Problem requirements:
Exclude the pictures from your copy, and reproduce each entry below verbatim.

Excerpted records:
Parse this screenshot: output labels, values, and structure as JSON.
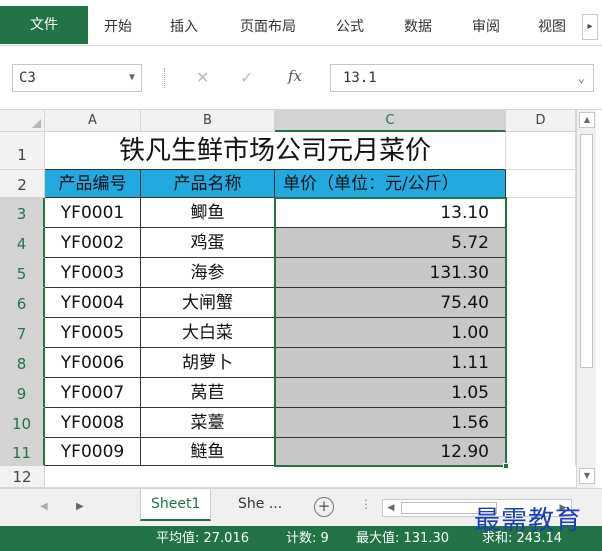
{
  "ribbon": {
    "tabs": [
      "文件",
      "开始",
      "插入",
      "页面布局",
      "公式",
      "数据",
      "审阅",
      "视图"
    ],
    "scroll_icon": "chevron-right-icon"
  },
  "formula_bar": {
    "name_box": "C3",
    "cancel_icon": "✕",
    "enter_icon": "✓",
    "fx_label": "fx",
    "value": "13.1"
  },
  "grid": {
    "columns": [
      "A",
      "B",
      "C",
      "D"
    ],
    "rows": [
      "1",
      "2",
      "3",
      "4",
      "5",
      "6",
      "7",
      "8",
      "9",
      "10",
      "11",
      "12"
    ],
    "title": "铁凡生鲜市场公司元月菜价",
    "headers": [
      "产品编号",
      "产品名称",
      "单价（单位：元/公斤）"
    ],
    "data": [
      [
        "YF0001",
        "鲫鱼",
        "13.10"
      ],
      [
        "YF0002",
        "鸡蛋",
        "5.72"
      ],
      [
        "YF0003",
        "海参",
        "131.30"
      ],
      [
        "YF0004",
        "大闸蟹",
        "75.40"
      ],
      [
        "YF0005",
        "大白菜",
        "1.00"
      ],
      [
        "YF0006",
        "胡萝卜",
        "1.11"
      ],
      [
        "YF0007",
        "莴苣",
        "1.05"
      ],
      [
        "YF0008",
        "菜薹",
        "1.56"
      ],
      [
        "YF0009",
        "鲢鱼",
        "12.90"
      ]
    ],
    "header_fill": "#22a9e0",
    "selection_color": "#217346"
  },
  "sheets": {
    "tabs": [
      "Sheet1",
      "She ..."
    ],
    "active": "Sheet1",
    "add_label": "+"
  },
  "status": {
    "average": "平均值: 27.016",
    "count": "计数: 9",
    "max": "最大值: 131.30",
    "sum": "求和: 243.14"
  },
  "watermark": "最需教育",
  "theme": {
    "accent": "#217346"
  }
}
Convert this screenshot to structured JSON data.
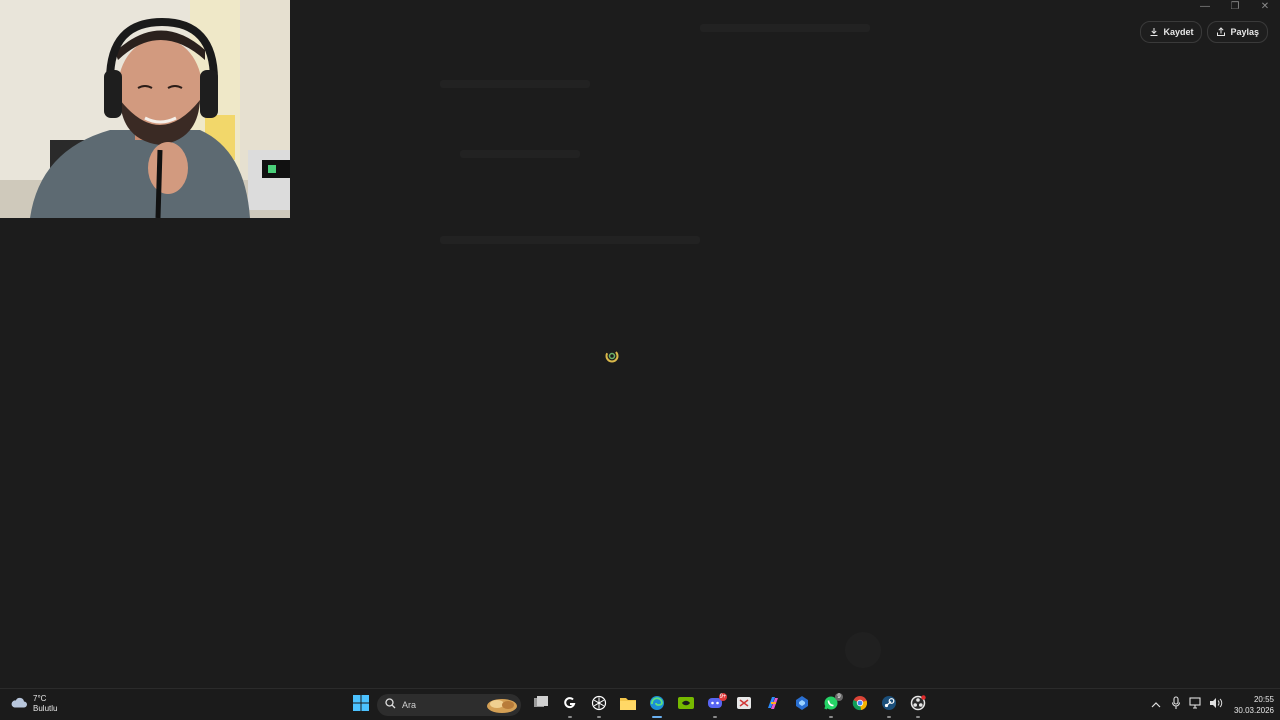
{
  "window": {
    "controls": {
      "minimize": "—",
      "restore": "❐",
      "close": "✕"
    },
    "actions": {
      "save_label": "Kaydet",
      "share_label": "Paylaş"
    }
  },
  "loader": {
    "glyph": "spinner-icon"
  },
  "taskbar": {
    "weather": {
      "temperature": "7°C",
      "condition": "Bulutlu"
    },
    "search": {
      "placeholder": "Ara"
    },
    "apps": [
      {
        "name": "start-button"
      },
      {
        "name": "search-box"
      },
      {
        "name": "task-view-button"
      },
      {
        "name": "app-logitech-g"
      },
      {
        "name": "app-chatgpt"
      },
      {
        "name": "app-file-explorer"
      },
      {
        "name": "app-edge"
      },
      {
        "name": "app-nvidia"
      },
      {
        "name": "app-discord",
        "badge": "9+"
      },
      {
        "name": "app-snipping-tool"
      },
      {
        "name": "app-copilot"
      },
      {
        "name": "app-microsoft-365"
      },
      {
        "name": "app-whatsapp",
        "badge": "9"
      },
      {
        "name": "app-chrome"
      },
      {
        "name": "app-steam"
      },
      {
        "name": "app-obs"
      }
    ],
    "tray": {
      "date": "30.03.2026",
      "time": "20:55"
    }
  },
  "colors": {
    "accent": "#4cc2ff",
    "background": "#1c1c1c",
    "taskbar": "#1b1b1b"
  }
}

Your solution:
Parse this screenshot: output labels, values, and structure as JSON.
{
  "ribbon": {
    "tabs": [
      "文件",
      "开始",
      "插入",
      "页面布局",
      "公式",
      "数据",
      "审阅",
      "视图"
    ],
    "scroll_icon": "chevron-right-icon"
  },
  "formula_bar": {
    "name_box": "C3",
    "cancel_icon": "✕",
    "enter_icon": "✓",
    "fx_label": "fx",
    "value": "13.1"
  },
  "grid": {
    "columns": [
      "A",
      "B",
      "C",
      "D"
    ],
    "rows": [
      "1",
      "2",
      "3",
      "4",
      "5",
      "6",
      "7",
      "8",
      "9",
      "10",
      "11",
      "12"
    ],
    "title": "铁凡生鲜市场公司元月菜价",
    "headers": [
      "产品编号",
      "产品名称",
      "单价（单位：元/公斤）"
    ],
    "data": [
      [
        "YF0001",
        "鲫鱼",
        "13.10"
      ],
      [
        "YF0002",
        "鸡蛋",
        "5.72"
      ],
      [
        "YF0003",
        "海参",
        "131.30"
      ],
      [
        "YF0004",
        "大闸蟹",
        "75.40"
      ],
      [
        "YF0005",
        "大白菜",
        "1.00"
      ],
      [
        "YF0006",
        "胡萝卜",
        "1.11"
      ],
      [
        "YF0007",
        "莴苣",
        "1.05"
      ],
      [
        "YF0008",
        "菜薹",
        "1.56"
      ],
      [
        "YF0009",
        "鲢鱼",
        "12.90"
      ]
    ],
    "header_fill": "#22a9e0",
    "selection_color": "#217346"
  },
  "sheets": {
    "tabs": [
      "Sheet1",
      "She ..."
    ],
    "active": "Sheet1",
    "add_label": "+"
  },
  "status": {
    "average": "平均值: 27.016",
    "count": "计数: 9",
    "max": "最大值: 131.30",
    "sum": "求和: 243.14"
  },
  "watermark": "最需教育",
  "theme": {
    "accent": "#217346"
  }
}
Convert this screenshot to structured JSON data.
{
  "window": {
    "controls": {
      "minimize": "—",
      "restore": "❐",
      "close": "✕"
    },
    "actions": {
      "save_label": "Kaydet",
      "share_label": "Paylaş"
    }
  },
  "loader": {
    "glyph": "spinner-icon"
  },
  "taskbar": {
    "weather": {
      "temperature": "7°C",
      "condition": "Bulutlu"
    },
    "search": {
      "placeholder": "Ara"
    },
    "apps": [
      {
        "name": "start-button"
      },
      {
        "name": "search-box"
      },
      {
        "name": "task-view-button"
      },
      {
        "name": "app-logitech-g"
      },
      {
        "name": "app-chatgpt"
      },
      {
        "name": "app-file-explorer"
      },
      {
        "name": "app-edge"
      },
      {
        "name": "app-nvidia"
      },
      {
        "name": "app-discord",
        "badge": "9+"
      },
      {
        "name": "app-snipping-tool"
      },
      {
        "name": "app-copilot"
      },
      {
        "name": "app-microsoft-365"
      },
      {
        "name": "app-whatsapp",
        "badge": "9"
      },
      {
        "name": "app-chrome"
      },
      {
        "name": "app-steam"
      },
      {
        "name": "app-obs"
      }
    ],
    "tray": {
      "date": "30.03.2026",
      "time": "20:55"
    }
  },
  "colors": {
    "accent": "#4cc2ff",
    "background": "#1c1c1c",
    "taskbar": "#1b1b1b"
  }
}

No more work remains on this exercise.